According to a report in New Scientist, Katherine Leighty, a behavioural ecologist at Disney's Animal Kingdom in Lake Buena Vista, Florida, led the study.
African elephants form tightly knit families centred around dominant females. Family members spread out while looking for food but always reunite, according to Leighty.
Research on the elephants in the wild has hinted that their low-frequency calls, which can travel more than 2 kilometres, work like GPS, she added.
But, proving that in the wild requires tracking the movements and subsonic calls of multiple elephants - all relative to one another.
For this reason, Leighty and her colleagues studied five captive elephants living in 4-hectare outdoor enclosure within a wildlife sanctuary owned by Walt Disney.
"They're not related by blood, yet some of them seemed to have formed social bonds," she said.
The researchers, including bioacoustic scientist Joseph Soltis, attached microphone collars to each elephant, along with a satellite tag, which allowed the scientists to sync the movements of each animal in response to a rumble.
The team found that after one elephant rumbled, another moved closer to it. If the two elephants were good friends - determined by how often they stuck together - and the second elephant rumbled back, the elephants moved even closer to one another, compared to less convivial pairs.
"Everybody knows that this is how the (rumbles) function, but this really proves it in a really clear way," said Mya Thompson, a behavioural ecologist at Cornell University in Ithaca, New York, who also studies African elephant communication.
But the elephant "GPS" requires each animal to have a unique call.
"We haven't really nailed down precisely what structures in the calls allow animals to distinguish familiar callers from unfamiliar callers," said Thompson. "We know they can do it, but we're not presently sure how," she added.
According to Soltis, the rumbles almost certainly convey information besides "here I am" or "come hither". When less chummy elephants got too close, rumbles seemed to push them apart.

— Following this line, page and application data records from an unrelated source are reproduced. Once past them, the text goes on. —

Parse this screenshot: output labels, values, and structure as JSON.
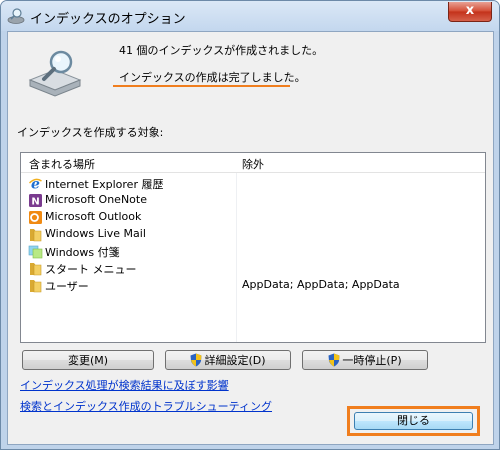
{
  "window": {
    "title": "インデックスのオプション",
    "close_glyph": "x"
  },
  "status": {
    "count_text": "41 個のインデックスが作成されました。",
    "complete_text": "インデックスの作成は完了しました。"
  },
  "locations": {
    "label": "インデックスを作成する対象:",
    "header": {
      "included": "含まれる場所",
      "excluded": "除外"
    },
    "rows": [
      {
        "name": "Internet Explorer 履歴",
        "excluded": "",
        "icon": "ie-icon"
      },
      {
        "name": "Microsoft OneNote",
        "excluded": "",
        "icon": "onenote-icon"
      },
      {
        "name": "Microsoft Outlook",
        "excluded": "",
        "icon": "outlook-icon"
      },
      {
        "name": "Windows Live Mail",
        "excluded": "",
        "icon": "folder-icon"
      },
      {
        "name": "Windows 付箋",
        "excluded": "",
        "icon": "sticky-notes-icon"
      },
      {
        "name": "スタート メニュー",
        "excluded": "",
        "icon": "folder-icon"
      },
      {
        "name": "ユーザー",
        "excluded": "AppData; AppData; AppData",
        "icon": "folder-icon"
      }
    ]
  },
  "buttons": {
    "modify": "変更(M)",
    "advanced": "詳細設定(D)",
    "pause": "一時停止(P)",
    "close": "閉じる"
  },
  "links": {
    "affect_search": "インデックス処理が検索結果に及ぼす影響",
    "troubleshoot": "検索とインデックス作成のトラブルシューティング"
  },
  "colors": {
    "highlight": "#f07e1e",
    "link": "#0033cc"
  }
}
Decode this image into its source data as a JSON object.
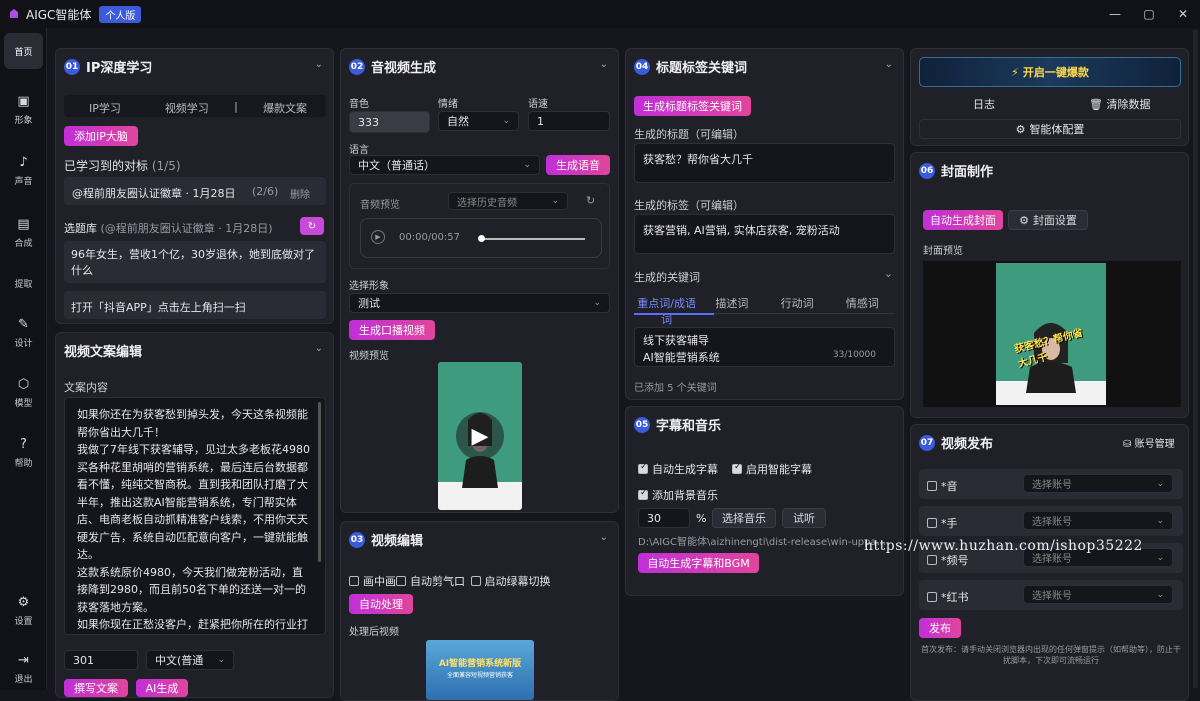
{
  "app": {
    "title": "AIGC智能体",
    "edition": "个人版"
  },
  "sidebar": {
    "items": [
      {
        "label": "首页",
        "icon": "home-icon"
      },
      {
        "label": "形象",
        "icon": "avatar-icon"
      },
      {
        "label": "声音",
        "icon": "sound-icon"
      },
      {
        "label": "合成",
        "icon": "compose-icon"
      },
      {
        "label": "提取",
        "icon": "extract-icon"
      },
      {
        "label": "设计",
        "icon": "pen-icon"
      },
      {
        "label": "模型",
        "icon": "cube-icon"
      },
      {
        "label": "帮助",
        "icon": "help-icon"
      },
      {
        "label": "设置",
        "icon": "gear-icon"
      },
      {
        "label": "退出",
        "icon": "logout-icon"
      }
    ]
  },
  "ip": {
    "num": "01",
    "title": "IP深度学习",
    "tabs": [
      "IP学习",
      "视频学习",
      "|",
      "爆款文案"
    ],
    "add_button": "添加IP大脑",
    "target_label": "已学习到的对标",
    "target_count": "(1/5)",
    "target_item": "@程前朋友圈认证徽章 · 1月28日",
    "target_progress": "(2/6)",
    "delete_label": "删除",
    "topic_label": "选题库",
    "topic_source": "(@程前朋友圈认证徽章 · 1月28日)",
    "topic_1": "96年女生，营收1个亿，30岁退休，她到底做对了什么",
    "topic_2": "打开「抖音APP」点击左上角扫一扫"
  },
  "copy_edit": {
    "title": "视频文案编辑",
    "content_label": "文案内容",
    "content": "如果你还在为获客愁到掉头发，今天这条视频能帮你省出大几千！\n我做了7年线下获客辅导，见过太多老板花4980买各种花里胡哨的营销系统，最后连后台数据都看不懂，纯纯交智商税。直到我和团队打磨了大半年，推出这款AI智能营销系统，专门帮实体店、电商老板自动抓精准客户线索，不用你天天硬发广告，系统自动匹配意向客户，一键就能触达。\n这款系统原价4980，今天我们做宠粉活动，直接降到2980，而且前50名下单的还送一对一的获客落地方案。\n如果你现在正愁没客户，赶紧把你所在的行业打在评论区，我帮你看看能不能用得上。点赞关注收藏，不然刷着刷着就找不到了，活动就这三天，错",
    "word_count": "301",
    "lang": "中文(普通",
    "btn_rewrite": "撰写文案",
    "btn_ai": "AI生成"
  },
  "av": {
    "num": "02",
    "title": "音视频生成",
    "voice_label": "音色",
    "voice_value": "333",
    "emotion_label": "情绪",
    "emotion_value": "自然",
    "speed_label": "语速",
    "speed_value": "1",
    "lang_label": "语言",
    "lang_value": "中文（普通话）",
    "gen_voice_btn": "生成语音",
    "preview_label": "音频预览",
    "history_placeholder": "选择历史音频",
    "time": "00:00/00:57",
    "avatar_label": "选择形象",
    "avatar_value": "测试",
    "gen_video_btn": "生成口播视频",
    "video_preview_label": "视频预览"
  },
  "vedit": {
    "num": "03",
    "title": "视频编辑",
    "opt_pip": "画中画",
    "opt_breath": "自动剪气口",
    "opt_green": "启动绿幕切换",
    "process_btn": "自动处理",
    "processed_label": "处理后视频",
    "thumb_line1": "AI智能营销系统新版",
    "thumb_line2": "全面兼容短视频营销获客"
  },
  "tags": {
    "num": "04",
    "title": "标题标签关键词",
    "gen_btn": "生成标题标签关键词",
    "title_label": "生成的标题（可编辑）",
    "title_value": "获客愁？帮你省大几千",
    "tags_label": "生成的标签（可编辑）",
    "tags_value": "获客营销, AI营销, 实体店获客, 宠粉活动",
    "kw_label": "生成的关键词",
    "kw_tabs": [
      "重点词/成语词",
      "描述词",
      "行动词",
      "情感词"
    ],
    "kw_lines": [
      "线下获客辅导",
      "AI智能营销系统"
    ],
    "kw_count": "33/10000",
    "kw_added": "已添加 5 个关键词"
  },
  "subs": {
    "num": "05",
    "title": "字幕和音乐",
    "auto_subs": "自动生成字幕",
    "smart_fx": "启用智能字幕",
    "bg_music": "添加背景音乐",
    "volume": "30",
    "percent": "%",
    "choose_music": "选择音乐",
    "listen": "试听",
    "path": "D:\\AIGC智能体\\aizhinengti\\dist-release\\win-uppa...",
    "gen_btn": "自动生成字幕和BGM"
  },
  "top": {
    "boom_btn": "开启一键爆款",
    "log": "日志",
    "clear": "清除数据",
    "config": "智能体配置"
  },
  "cover": {
    "num": "06",
    "title": "封面制作",
    "auto_btn": "自动生成封面",
    "settings_btn": "封面设置",
    "preview_label": "封面预览",
    "overlay_text": "获客愁？帮你省大几千"
  },
  "publish": {
    "num": "07",
    "title": "视频发布",
    "account_mgmt": "账号管理",
    "platforms": [
      "*音",
      "*手",
      "*频号",
      "*红书"
    ],
    "account_placeholder": "选择账号",
    "publish_btn": "发布",
    "note": "首次发布：请手动关闭浏览器内出现的任何弹窗提示（如帮助等），防止干扰脚本，下次即可流畅运行"
  },
  "watermark": "https://www.huzhan.com/ishop35222"
}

The researchers have also found that subordinate elephants raise the pitch of their rumbles in response to the calls of dominant animals.